Pull every line containing "Estimate" from the data.
- - -
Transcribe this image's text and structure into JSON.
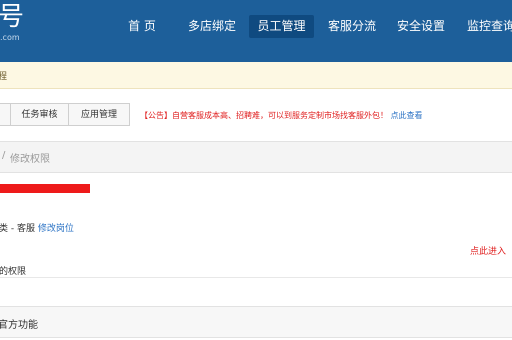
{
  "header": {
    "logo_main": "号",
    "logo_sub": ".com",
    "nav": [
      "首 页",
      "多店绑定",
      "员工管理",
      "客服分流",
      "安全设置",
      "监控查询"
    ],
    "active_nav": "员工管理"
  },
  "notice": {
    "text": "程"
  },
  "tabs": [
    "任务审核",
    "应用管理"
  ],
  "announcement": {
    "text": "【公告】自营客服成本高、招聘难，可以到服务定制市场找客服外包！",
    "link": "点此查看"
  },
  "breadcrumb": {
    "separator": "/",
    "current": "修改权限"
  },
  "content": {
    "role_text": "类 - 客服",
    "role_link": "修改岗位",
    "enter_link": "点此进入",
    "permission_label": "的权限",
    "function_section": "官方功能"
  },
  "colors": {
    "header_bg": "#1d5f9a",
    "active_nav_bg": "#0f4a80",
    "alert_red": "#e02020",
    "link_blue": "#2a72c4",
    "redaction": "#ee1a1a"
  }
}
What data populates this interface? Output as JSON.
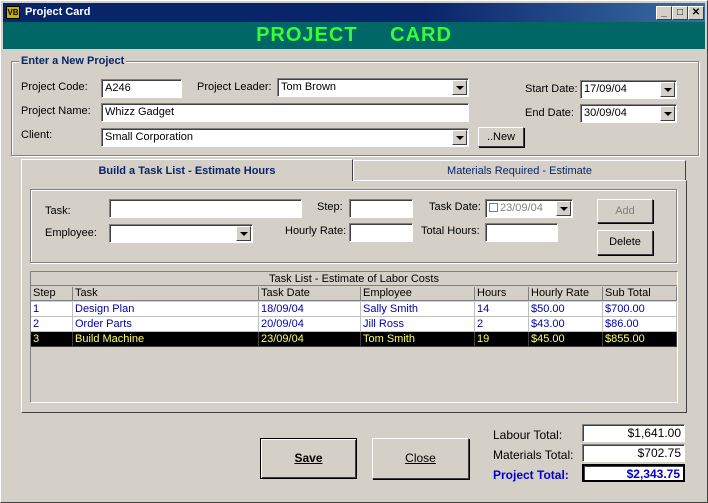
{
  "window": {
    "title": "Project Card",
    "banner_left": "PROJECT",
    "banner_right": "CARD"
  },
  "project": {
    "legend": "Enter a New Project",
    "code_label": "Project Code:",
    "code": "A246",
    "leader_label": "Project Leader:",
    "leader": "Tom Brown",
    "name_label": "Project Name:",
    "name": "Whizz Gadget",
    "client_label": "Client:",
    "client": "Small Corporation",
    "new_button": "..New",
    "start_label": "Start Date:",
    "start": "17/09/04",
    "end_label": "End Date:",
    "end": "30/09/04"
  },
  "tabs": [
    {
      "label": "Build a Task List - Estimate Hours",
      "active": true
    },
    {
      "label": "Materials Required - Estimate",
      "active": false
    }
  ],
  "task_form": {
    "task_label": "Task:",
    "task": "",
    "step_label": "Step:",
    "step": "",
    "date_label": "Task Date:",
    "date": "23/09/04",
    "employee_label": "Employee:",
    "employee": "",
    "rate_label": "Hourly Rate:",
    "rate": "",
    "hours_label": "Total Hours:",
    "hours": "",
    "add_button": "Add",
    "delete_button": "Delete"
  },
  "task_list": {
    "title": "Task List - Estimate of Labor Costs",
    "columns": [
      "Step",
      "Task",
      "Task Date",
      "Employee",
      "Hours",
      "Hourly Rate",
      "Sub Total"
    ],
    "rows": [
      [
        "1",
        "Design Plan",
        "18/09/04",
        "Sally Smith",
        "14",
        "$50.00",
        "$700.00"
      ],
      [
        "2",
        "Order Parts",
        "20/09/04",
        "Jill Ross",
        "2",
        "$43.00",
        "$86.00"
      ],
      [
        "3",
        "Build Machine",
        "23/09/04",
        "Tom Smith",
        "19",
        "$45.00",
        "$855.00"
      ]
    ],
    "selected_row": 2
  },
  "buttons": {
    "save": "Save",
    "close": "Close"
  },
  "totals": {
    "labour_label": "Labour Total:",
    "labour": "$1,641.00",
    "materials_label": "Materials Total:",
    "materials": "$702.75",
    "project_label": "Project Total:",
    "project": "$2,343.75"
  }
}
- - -
_SOLUTION TO THIS TASK_
      "label": "Build a Task List - Estimate Hours",
      "label": "Materials Required - Estimate",
    "title": "Task List - Estimate of Labor Costs",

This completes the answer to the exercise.